Awoniyi described his supervisor as an energetic mentor with incredible intellectual prowess. ‘My deep gratitude also to Professor Ayobami Salami who gave me this opportunity.’ He thanked his wife Joyce who stood by him with unconditional love. ‘I want to thank my children, Pazel, Grazina and Gedalya who endured lonely periods. Also, to my parents, Pastor and Mrs Awoniyi and Pastor and Mrs Akintoye, my siblings and in-laws. Your encouragement, financial, moral and emotional support has enabled this to become a reality,’ he said. Awoniyi dedicated his work to God.
Ms Yolanda Mthethwa’s MA, Gendered Behavior: Probing Instagram in Perpetuating Curvaceous Body Ideal aimed to uncover how Black women are influenced by the idealised curvaceous body on Instagram. The study contributes to the literature by probing the role that social media (particularly Instagram) plays in ‘body disturbance’ among young Black women by perpetuating such ideal bodies.

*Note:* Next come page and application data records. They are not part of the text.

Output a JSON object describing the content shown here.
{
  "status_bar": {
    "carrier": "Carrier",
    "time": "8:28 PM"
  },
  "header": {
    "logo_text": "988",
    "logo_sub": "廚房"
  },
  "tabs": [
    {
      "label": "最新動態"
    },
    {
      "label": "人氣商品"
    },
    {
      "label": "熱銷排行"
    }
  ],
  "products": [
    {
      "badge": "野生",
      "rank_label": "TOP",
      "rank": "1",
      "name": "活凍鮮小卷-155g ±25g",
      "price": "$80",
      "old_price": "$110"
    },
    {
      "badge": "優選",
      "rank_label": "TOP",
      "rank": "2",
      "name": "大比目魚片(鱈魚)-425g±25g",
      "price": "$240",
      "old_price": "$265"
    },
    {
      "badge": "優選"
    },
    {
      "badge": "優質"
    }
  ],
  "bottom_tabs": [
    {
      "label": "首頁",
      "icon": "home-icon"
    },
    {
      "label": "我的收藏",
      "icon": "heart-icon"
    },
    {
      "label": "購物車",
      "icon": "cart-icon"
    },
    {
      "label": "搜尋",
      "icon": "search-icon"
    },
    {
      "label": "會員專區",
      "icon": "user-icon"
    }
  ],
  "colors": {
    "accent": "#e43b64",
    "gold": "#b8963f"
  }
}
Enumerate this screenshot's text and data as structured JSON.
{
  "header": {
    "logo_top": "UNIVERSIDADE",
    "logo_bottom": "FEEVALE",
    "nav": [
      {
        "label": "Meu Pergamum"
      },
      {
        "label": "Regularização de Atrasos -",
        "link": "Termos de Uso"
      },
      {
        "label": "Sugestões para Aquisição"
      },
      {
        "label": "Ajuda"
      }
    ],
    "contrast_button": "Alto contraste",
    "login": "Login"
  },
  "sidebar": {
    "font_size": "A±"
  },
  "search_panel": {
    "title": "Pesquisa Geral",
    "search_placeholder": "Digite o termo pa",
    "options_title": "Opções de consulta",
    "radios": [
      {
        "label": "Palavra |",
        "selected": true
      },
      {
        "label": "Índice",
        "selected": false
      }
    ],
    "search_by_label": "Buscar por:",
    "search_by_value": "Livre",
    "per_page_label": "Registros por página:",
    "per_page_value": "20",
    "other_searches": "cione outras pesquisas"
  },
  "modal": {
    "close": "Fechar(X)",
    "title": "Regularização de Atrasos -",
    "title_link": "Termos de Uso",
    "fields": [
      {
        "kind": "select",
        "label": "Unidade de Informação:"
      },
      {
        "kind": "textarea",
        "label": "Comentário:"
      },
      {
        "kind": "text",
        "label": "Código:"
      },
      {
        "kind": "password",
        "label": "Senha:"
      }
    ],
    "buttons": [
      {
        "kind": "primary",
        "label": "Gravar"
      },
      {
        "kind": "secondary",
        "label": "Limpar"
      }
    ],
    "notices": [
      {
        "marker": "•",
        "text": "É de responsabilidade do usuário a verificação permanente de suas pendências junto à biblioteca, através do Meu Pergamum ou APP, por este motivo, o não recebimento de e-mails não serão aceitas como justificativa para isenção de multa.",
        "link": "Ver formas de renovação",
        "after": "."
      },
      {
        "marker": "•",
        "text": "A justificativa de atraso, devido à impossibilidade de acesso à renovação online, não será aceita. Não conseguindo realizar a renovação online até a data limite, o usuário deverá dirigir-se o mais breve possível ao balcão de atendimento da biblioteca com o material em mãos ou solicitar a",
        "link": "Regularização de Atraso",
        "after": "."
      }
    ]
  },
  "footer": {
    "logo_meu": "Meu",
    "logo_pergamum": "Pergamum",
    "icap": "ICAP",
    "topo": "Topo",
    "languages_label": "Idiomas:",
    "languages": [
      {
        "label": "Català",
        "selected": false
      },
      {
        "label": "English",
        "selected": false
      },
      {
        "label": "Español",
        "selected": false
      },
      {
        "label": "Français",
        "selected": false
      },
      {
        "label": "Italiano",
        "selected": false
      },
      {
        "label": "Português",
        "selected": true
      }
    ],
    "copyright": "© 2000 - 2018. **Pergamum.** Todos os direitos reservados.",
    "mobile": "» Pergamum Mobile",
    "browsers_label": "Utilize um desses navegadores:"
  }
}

‘The main challenge for my master’s journey was time management. It was challenging to make time for my work especially because I had a two-year old daughter to take care of. There was a lot of procrastinating. My supervisor assisted me whenever I needed help with my research and more than anything, she pushed me to work hard and finish on time,’ she said. ‘I would like to thank my mother for her enormous love and support throughout my journey, and I dedicate this master’s to her to show her my immense gratitude.’
Words: Melissa Mungroo
Photograph: Rogan Ward